:: WHAT IS NEEDED ::
In the records below, count every line that includes the word "coat". Provide the total alone.

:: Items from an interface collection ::

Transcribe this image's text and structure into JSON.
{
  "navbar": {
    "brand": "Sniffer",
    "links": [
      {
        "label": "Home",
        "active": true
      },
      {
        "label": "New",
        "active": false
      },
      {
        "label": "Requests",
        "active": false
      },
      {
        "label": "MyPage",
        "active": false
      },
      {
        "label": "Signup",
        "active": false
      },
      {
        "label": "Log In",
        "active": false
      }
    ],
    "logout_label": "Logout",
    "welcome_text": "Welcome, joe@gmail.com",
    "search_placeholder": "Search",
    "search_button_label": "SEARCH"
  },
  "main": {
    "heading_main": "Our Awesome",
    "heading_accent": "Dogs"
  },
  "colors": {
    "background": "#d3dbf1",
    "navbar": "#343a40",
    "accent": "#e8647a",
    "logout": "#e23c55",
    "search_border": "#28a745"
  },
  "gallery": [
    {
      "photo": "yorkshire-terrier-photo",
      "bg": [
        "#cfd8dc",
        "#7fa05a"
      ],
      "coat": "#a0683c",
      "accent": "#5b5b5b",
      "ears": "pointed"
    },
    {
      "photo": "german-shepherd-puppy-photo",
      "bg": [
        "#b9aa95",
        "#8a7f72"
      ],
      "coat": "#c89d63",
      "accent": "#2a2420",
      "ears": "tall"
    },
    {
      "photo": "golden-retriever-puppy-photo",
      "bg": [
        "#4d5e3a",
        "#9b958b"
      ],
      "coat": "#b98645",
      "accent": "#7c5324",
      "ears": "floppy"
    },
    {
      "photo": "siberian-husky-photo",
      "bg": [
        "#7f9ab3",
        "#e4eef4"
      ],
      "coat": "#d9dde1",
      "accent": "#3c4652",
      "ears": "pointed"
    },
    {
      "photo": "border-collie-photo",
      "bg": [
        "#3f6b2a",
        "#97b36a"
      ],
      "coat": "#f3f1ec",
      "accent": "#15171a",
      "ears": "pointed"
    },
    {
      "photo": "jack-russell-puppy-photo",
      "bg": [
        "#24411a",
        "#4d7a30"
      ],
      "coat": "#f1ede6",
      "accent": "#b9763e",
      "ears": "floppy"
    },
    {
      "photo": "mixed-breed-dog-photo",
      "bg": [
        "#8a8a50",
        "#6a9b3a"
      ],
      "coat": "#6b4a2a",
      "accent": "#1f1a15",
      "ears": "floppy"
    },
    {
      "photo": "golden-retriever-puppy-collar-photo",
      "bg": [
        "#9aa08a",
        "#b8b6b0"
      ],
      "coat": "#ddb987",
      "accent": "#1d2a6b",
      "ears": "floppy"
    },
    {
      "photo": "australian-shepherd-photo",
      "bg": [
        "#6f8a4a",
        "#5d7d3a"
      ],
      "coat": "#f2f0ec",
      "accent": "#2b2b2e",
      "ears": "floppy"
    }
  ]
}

:: EXPECTED OUTPUT ::
9